By: Freda Walai Sui, Papua New Guinea
The research skills I learnt from QUT enhanced our program monitoring and evaluation by adapting the World Health Organisation-structured questionnaire into local context. Based on the locations where child births take place, assessments were done on variables that can improve the survival of birthing mothers and newborn babies.
Access to birth facilities in Papua New Guinea has a lot of geographical barriers. As such, air access is usually employed, but with a lot of difficulties as well. Baseline assessment revealed mothers dying of heavy bleeding immediately after delivery. Findings from this assessment led us to an evidence-based planning to procure Non-pneumatic Anti-Shock Garments (NASG), a low-technology first-aid device used to treat hypovolemic shock. Now our Maternal and Newborn Care Program has this equipment in stock.
We launched the use of NASG and conducted a one-day training in three nearby sub-nationals including Port Moresby. Each sub-national referral hospital as well as remote health facilities offering birth services were given one equipment after the launch.
There are many life-saving stories to tell using this garment, but for now I will focus on a mother who delivered in a very remote health facility and developed blood loss complications after delivery. With the application of NASG, she was able to survive, despite not reaching the nearest hospital for blood transfusion.
We are yet to reach all birth facilities in the country, which is proving to be a real challenge. But we will not stop until all areas are supported.
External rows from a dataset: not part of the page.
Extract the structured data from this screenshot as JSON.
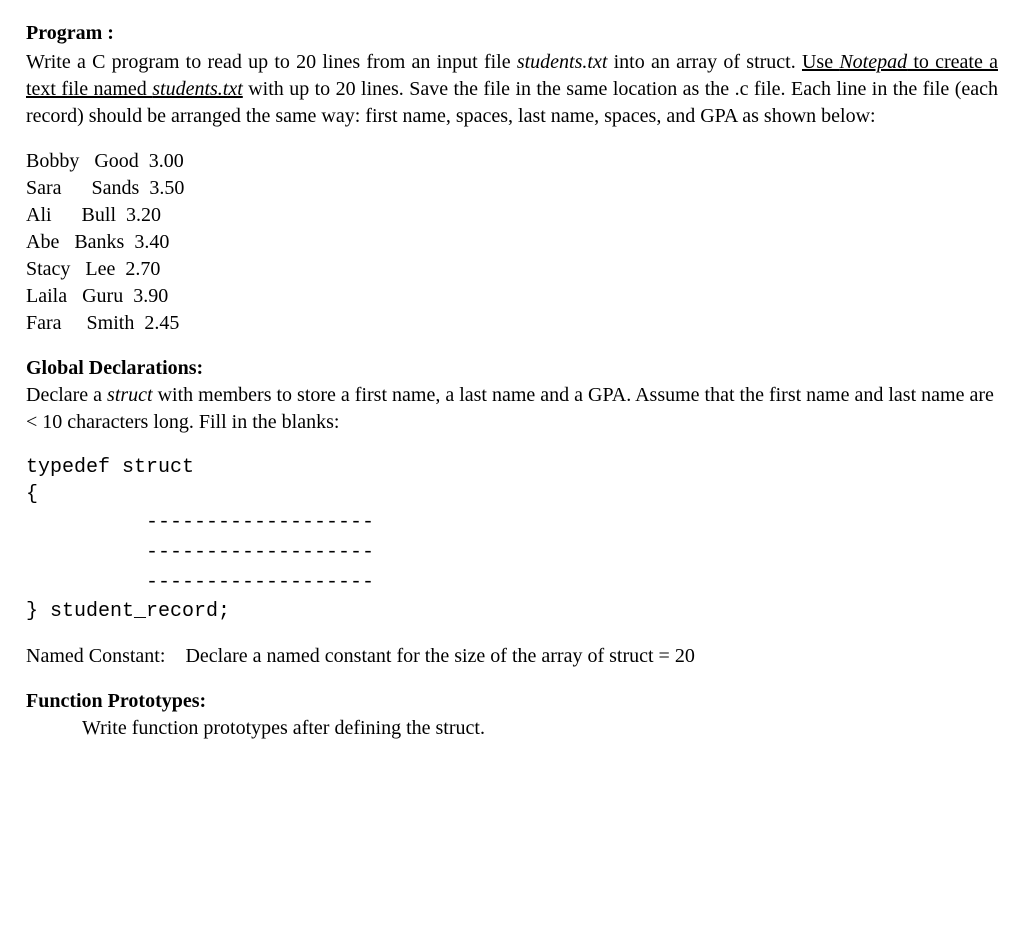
{
  "heading": "Program :",
  "intro": {
    "t1": "Write a C program to read up to 20 lines from an input file ",
    "file1_italic": "students.txt",
    "t2": " into an array of struct. ",
    "underlined": {
      "u1": "Use ",
      "notepad_italic": "Notepad",
      "u2": " to create a text file named ",
      "file2_italic": "students.txt"
    },
    "t3": " with up to 20 lines. Save the file in the same location as the .c file. Each line in the file (each record) should be arranged the same way:  first name, spaces, last name, spaces, and GPA as shown below:"
  },
  "sample_data": [
    "Bobby   Good  3.00",
    "Sara      Sands  3.50",
    "Ali      Bull  3.20",
    "Abe   Banks  3.40",
    "Stacy   Lee  2.70",
    "Laila   Guru  3.90",
    "Fara     Smith  2.45"
  ],
  "global_decl": {
    "heading": "Global Declarations:",
    "t1": "Declare a ",
    "struct_italic": "struct",
    "t2": " with members to store a first name, a last name and a GPA. Assume that the first name and last name are <  10 characters long. Fill in the blanks:"
  },
  "struct_code": {
    "line1": "typedef struct",
    "line2": "{",
    "blank1": "          -------------------",
    "blank2": "          -------------------",
    "blank3": "          -------------------",
    "line_end": "} student_record;"
  },
  "named_const": {
    "label": "Named Constant:",
    "text": "Declare a named constant for the size of the array of struct = 20"
  },
  "func_proto": {
    "heading": "Function Prototypes:",
    "text": "Write function prototypes after defining the struct."
  }
}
We will also use this impact story to rally support so that more post-partum haemorrhage garments are made available in all birth facilities in Papua New Guinea.